*** EXCERPTED DATA Section Begins ***

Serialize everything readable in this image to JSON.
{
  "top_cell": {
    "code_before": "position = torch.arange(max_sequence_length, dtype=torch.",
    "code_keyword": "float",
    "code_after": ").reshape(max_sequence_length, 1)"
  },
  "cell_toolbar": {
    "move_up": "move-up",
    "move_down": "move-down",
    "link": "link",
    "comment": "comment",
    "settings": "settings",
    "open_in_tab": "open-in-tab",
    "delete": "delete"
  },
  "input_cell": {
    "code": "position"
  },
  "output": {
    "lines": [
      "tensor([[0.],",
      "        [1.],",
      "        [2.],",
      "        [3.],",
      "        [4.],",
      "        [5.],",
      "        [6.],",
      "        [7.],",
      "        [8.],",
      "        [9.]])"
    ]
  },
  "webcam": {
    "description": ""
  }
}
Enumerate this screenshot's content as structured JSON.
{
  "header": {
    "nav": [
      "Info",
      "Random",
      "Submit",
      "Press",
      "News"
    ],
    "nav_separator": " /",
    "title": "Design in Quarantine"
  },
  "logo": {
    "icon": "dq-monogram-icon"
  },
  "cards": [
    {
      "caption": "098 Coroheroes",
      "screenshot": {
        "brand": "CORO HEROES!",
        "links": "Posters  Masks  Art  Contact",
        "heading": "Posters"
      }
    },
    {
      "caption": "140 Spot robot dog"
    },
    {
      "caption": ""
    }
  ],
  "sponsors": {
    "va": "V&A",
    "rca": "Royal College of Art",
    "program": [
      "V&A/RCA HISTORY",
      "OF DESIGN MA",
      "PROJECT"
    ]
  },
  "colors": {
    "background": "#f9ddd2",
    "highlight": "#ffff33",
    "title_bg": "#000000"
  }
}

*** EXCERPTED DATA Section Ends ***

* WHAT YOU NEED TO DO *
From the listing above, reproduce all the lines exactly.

* RESULT FOR THIS TASK *
Serialize everything readable in this image to JSON.
{
  "top_cell": {
    "code_before": "position = torch.arange(max_sequence_length, dtype=torch.",
    "code_keyword": "float",
    "code_after": ").reshape(max_sequence_length, 1)"
  },
  "cell_toolbar": {
    "move_up": "move-up",
    "move_down": "move-down",
    "link": "link",
    "comment": "comment",
    "settings": "settings",
    "open_in_tab": "open-in-tab",
    "delete": "delete"
  },
  "input_cell": {
    "code": "position"
  },
  "output": {
    "lines": [
      "tensor([[0.],",
      "        [1.],",
      "        [2.],",
      "        [3.],",
      "        [4.],",
      "        [5.],",
      "        [6.],",
      "        [7.],",
      "        [8.],",
      "        [9.]])"
    ]
  },
  "webcam": {
    "description": ""
  }
}
Enumerate this screenshot's content as structured JSON.
{
  "header": {
    "nav": [
      "Info",
      "Random",
      "Submit",
      "Press",
      "News"
    ],
    "nav_separator": " /",
    "title": "Design in Quarantine"
  },
  "logo": {
    "icon": "dq-monogram-icon"
  },
  "cards": [
    {
      "caption": "098 Coroheroes",
      "screenshot": {
        "brand": "CORO HEROES!",
        "links": "Posters  Masks  Art  Contact",
        "heading": "Posters"
      }
    },
    {
      "caption": "140 Spot robot dog"
    },
    {
      "caption": ""
    }
  ],
  "sponsors": {
    "va": "V&A",
    "rca": "Royal College of Art",
    "program": [
      "V&A/RCA HISTORY",
      "OF DESIGN MA",
      "PROJECT"
    ]
  },
  "colors": {
    "background": "#f9ddd2",
    "highlight": "#ffff33",
    "title_bg": "#000000"
  }
}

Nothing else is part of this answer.